HL Deb 14 June 1852 vol 122 cc561-2

rose to implore his noble Friend opposite, before the next stage of the Bill, to reconsider the propriety, which he would strongly urge upon them, of withdrawing the measure. They had the best possible opportunity of doing so, on account of the total change in the law of France which had taken place upon the very subject of extradition since the Convention was entered into.


It is not at all necessary that I should detain your Lordships before I give an answer to the request which the noble and learned Lord has addressed to me, because I have already made up my mind upon the subject. I had come down to the House intending to inform your Lordships at the proper time that Her Majesty's Government thought fit at present to withdraw this Bill. I think at this moment, after what the noble and learned Lord has said, that I need not exculpate myself for a mistake into which I fell on a previous evening, which originated in an error of the person who wrote the despatch to me, and which our Ambassador at Paris has desired me to explain in the manner I have now done.
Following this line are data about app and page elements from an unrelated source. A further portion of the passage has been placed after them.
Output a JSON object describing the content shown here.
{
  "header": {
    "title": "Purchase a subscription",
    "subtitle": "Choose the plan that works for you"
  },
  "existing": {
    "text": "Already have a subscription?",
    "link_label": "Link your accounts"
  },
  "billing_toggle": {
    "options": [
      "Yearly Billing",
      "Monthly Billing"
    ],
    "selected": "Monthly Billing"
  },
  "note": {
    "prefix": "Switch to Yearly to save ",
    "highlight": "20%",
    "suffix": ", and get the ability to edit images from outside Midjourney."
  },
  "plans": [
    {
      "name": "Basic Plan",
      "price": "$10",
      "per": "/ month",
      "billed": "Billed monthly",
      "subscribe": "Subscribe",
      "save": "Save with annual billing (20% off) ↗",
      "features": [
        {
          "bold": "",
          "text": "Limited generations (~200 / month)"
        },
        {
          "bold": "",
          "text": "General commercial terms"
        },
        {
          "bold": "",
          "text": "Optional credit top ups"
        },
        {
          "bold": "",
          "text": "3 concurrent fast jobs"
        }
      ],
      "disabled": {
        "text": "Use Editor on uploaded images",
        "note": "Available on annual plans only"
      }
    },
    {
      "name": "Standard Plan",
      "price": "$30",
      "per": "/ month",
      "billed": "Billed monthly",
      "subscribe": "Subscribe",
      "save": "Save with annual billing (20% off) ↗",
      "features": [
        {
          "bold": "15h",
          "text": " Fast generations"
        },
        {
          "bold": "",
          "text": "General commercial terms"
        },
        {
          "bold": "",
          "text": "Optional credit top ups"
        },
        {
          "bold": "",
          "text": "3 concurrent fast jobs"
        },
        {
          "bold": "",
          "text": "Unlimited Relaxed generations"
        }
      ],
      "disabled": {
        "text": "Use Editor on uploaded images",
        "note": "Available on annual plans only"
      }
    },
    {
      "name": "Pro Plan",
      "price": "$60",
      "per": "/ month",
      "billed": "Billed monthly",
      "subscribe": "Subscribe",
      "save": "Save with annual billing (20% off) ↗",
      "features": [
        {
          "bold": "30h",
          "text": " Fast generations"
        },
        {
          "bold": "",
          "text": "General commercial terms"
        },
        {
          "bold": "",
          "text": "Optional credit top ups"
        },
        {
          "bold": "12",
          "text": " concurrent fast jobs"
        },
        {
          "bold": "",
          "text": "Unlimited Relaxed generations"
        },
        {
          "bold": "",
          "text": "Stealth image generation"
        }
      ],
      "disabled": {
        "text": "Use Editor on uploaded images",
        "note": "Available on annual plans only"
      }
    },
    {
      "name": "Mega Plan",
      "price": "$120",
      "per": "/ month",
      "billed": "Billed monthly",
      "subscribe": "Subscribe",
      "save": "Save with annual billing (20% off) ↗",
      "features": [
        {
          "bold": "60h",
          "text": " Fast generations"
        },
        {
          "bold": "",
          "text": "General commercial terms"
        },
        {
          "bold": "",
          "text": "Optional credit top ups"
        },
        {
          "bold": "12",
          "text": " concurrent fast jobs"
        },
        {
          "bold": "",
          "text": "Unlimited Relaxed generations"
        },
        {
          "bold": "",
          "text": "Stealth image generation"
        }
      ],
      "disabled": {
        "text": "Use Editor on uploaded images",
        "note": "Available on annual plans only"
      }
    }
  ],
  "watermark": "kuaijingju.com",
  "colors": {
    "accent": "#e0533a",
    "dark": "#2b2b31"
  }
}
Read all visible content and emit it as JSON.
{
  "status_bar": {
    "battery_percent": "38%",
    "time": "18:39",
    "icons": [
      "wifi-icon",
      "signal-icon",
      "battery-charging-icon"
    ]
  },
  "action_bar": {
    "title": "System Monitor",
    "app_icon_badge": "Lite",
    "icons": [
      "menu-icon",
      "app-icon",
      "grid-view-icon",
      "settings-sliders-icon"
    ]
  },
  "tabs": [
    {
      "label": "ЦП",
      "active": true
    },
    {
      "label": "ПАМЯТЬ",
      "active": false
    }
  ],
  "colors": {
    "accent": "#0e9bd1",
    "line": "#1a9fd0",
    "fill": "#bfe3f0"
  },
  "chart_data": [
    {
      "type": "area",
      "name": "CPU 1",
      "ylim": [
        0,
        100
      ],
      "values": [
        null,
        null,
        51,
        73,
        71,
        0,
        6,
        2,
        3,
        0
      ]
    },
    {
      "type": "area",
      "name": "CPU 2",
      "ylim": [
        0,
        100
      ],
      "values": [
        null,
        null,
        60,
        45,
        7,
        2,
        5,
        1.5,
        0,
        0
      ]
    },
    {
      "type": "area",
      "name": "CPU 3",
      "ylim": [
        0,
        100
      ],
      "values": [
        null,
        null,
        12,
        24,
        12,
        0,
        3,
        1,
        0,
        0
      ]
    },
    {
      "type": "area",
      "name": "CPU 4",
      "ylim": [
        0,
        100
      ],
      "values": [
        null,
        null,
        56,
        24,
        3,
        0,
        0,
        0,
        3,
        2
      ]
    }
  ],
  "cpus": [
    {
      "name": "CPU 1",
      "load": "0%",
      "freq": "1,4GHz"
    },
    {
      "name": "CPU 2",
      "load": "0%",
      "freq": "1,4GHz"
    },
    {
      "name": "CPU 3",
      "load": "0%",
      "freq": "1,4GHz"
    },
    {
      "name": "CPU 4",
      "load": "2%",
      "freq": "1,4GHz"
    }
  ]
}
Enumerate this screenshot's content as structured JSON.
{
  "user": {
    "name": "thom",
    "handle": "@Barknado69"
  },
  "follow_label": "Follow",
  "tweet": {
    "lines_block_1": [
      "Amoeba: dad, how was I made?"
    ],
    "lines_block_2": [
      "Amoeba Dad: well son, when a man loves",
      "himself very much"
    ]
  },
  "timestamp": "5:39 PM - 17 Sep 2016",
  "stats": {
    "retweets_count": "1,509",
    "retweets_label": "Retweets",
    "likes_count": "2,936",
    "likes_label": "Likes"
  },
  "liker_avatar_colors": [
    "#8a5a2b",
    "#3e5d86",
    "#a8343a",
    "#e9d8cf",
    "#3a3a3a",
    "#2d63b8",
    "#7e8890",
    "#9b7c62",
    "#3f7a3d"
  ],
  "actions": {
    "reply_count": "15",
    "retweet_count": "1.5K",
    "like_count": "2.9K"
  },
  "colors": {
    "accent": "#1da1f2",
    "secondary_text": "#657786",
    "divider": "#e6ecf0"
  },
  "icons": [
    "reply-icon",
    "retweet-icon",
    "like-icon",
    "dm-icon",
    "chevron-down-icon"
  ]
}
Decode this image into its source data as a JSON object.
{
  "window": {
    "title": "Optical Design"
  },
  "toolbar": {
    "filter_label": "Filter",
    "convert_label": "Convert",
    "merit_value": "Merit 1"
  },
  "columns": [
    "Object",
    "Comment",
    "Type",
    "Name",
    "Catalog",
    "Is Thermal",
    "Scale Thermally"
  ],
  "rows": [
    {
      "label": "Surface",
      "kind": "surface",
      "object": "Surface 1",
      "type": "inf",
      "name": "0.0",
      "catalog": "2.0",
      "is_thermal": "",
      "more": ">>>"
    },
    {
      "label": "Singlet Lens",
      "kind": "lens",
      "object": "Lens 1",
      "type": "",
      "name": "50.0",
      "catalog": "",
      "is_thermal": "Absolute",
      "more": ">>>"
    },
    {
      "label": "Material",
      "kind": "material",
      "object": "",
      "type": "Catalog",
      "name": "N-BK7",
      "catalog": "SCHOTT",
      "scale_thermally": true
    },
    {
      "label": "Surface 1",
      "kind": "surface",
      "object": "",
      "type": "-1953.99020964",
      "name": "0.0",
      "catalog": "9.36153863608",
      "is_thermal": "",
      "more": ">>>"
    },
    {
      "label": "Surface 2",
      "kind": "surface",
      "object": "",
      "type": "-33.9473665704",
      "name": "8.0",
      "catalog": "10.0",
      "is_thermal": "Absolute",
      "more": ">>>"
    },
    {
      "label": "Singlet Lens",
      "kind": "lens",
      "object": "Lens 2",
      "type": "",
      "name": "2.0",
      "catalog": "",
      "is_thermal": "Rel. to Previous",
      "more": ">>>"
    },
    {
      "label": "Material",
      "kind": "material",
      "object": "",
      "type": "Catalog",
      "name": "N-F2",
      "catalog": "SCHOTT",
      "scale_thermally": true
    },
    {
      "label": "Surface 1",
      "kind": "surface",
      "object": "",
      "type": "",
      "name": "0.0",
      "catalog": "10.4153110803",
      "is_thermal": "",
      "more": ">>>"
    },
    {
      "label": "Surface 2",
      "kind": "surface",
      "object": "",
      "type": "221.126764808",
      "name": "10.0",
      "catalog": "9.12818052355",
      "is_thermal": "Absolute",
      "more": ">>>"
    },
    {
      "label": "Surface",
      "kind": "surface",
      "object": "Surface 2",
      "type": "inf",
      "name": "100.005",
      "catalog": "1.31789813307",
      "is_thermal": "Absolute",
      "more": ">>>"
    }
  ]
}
Before I leave this subject, I only wish to state that it would be extremely dangerous, I think, at the present moment, for Her Majesty's Government to continue this Act of Parliament under the new law which has been passed in France. In the first place, I cannot yet understand the full bearing of that law; but, as far as I do understand it, it would seem to give the French Government a power to reclaim any criminal from any part of the world wherever he committed the offence— though it was not committed on French ground, and though the party were not a Frenchman.


Yes; an Englishman in London.


I would beg to suggest to your Lordships that we should have no discussion at present upon this Bill. Suffice it that, on these grounds, I had intended at the proper moment to have told your Lordships that Her Majesty's Government had for the present suspended the further progress of the measure.


said, that nothing could be more satisfactory than this course, and nothing could be more complete than the justification of the noble Earl for so acting. He could do no other, after finding that he had been misinformed as to the actual state of the French law. The new law was, that an Englishman for an offence committed in London, or alleged to be so committed, might be brought to trial in France, and dealt with by the French authorities. It was not for the first time that a law of this sort was propounded in France; it was in a great measure the same under the Emperor Napoleon, in 1808, when France, England, and Europe were in totally different circumstances. Since then, owing to that diversity of circumstances, the law had been a dead letter; but it had been now revived, and with a very material extension, having reference to misdemeanours as well as other crimes.


said, that by the existing French law, supposing the Bill before the House to have been carried, an Englishman might have been apprehended here after he had been in Paris.

[Subsequently, Order of the Day for receiving the Report of the Amendment, read, and discharged; and Bill (by leave of the House) withdrawn.]